[Website and app data records]
# # # #

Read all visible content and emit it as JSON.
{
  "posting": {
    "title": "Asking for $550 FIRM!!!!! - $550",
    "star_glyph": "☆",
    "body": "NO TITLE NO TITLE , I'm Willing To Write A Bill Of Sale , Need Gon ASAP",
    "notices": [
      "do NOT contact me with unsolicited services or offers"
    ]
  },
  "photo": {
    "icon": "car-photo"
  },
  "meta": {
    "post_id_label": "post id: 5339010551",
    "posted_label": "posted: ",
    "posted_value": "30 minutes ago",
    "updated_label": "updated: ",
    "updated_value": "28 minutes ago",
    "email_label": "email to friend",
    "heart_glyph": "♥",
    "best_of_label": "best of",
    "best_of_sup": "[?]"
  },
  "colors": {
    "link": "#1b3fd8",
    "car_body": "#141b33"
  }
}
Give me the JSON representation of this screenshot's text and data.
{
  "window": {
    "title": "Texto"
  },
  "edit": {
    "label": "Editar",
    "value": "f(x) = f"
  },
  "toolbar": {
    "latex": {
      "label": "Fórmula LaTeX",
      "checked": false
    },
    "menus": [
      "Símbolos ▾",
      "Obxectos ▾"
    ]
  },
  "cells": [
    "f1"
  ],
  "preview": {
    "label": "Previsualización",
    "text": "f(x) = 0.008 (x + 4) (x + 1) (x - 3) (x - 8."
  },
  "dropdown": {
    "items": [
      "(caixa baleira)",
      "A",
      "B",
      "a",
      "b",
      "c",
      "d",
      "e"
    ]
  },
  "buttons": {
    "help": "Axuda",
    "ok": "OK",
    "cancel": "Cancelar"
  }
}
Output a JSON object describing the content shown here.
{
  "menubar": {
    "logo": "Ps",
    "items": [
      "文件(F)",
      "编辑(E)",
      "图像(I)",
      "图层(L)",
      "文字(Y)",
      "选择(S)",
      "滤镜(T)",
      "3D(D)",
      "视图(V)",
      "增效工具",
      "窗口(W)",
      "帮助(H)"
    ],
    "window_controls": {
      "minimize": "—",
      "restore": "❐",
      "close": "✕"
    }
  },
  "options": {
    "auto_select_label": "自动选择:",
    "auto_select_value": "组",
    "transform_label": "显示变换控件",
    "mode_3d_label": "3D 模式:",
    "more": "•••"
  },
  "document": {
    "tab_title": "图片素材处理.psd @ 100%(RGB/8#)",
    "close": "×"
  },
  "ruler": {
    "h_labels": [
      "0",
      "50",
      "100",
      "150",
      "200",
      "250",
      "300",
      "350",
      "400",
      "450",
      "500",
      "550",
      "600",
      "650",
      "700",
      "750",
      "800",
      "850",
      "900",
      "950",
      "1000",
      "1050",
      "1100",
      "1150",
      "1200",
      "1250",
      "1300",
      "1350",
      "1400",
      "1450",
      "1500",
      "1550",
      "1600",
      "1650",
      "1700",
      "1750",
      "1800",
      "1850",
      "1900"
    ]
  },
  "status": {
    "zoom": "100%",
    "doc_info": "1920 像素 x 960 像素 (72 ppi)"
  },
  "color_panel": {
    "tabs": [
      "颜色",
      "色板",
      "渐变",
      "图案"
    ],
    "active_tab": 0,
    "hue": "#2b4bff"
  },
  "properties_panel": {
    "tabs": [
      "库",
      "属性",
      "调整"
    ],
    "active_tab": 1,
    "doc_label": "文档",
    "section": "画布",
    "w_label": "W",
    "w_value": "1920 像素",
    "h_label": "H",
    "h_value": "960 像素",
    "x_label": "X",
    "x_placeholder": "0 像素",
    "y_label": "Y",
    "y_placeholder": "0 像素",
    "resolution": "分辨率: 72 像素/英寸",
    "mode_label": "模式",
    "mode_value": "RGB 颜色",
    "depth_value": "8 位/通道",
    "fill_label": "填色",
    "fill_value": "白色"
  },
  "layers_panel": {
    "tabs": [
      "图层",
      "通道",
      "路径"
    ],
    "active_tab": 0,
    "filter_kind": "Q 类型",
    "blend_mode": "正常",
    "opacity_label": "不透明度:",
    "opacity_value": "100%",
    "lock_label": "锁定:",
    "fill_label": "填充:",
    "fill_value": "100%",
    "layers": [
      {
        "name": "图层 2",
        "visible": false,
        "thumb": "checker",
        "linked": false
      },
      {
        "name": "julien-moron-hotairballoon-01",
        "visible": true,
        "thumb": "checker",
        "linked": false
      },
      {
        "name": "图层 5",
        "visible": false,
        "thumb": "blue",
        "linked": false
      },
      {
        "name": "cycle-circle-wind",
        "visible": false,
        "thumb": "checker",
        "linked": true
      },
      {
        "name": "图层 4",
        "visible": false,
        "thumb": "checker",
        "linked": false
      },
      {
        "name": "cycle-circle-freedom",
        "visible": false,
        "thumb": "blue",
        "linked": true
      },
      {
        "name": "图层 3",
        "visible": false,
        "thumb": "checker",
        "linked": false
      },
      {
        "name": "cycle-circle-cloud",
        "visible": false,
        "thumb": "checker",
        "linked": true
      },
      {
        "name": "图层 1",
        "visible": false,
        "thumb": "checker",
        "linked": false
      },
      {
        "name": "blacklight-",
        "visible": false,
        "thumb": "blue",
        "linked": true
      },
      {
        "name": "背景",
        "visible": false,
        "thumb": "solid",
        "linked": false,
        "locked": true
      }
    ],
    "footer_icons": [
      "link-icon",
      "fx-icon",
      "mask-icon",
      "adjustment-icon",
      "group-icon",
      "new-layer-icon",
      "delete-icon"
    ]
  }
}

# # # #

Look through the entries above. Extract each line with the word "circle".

Exercise answer.
        "name": "cycle-circle-wind",
        "name": "cycle-circle-freedom",
        "name": "cycle-circle-cloud",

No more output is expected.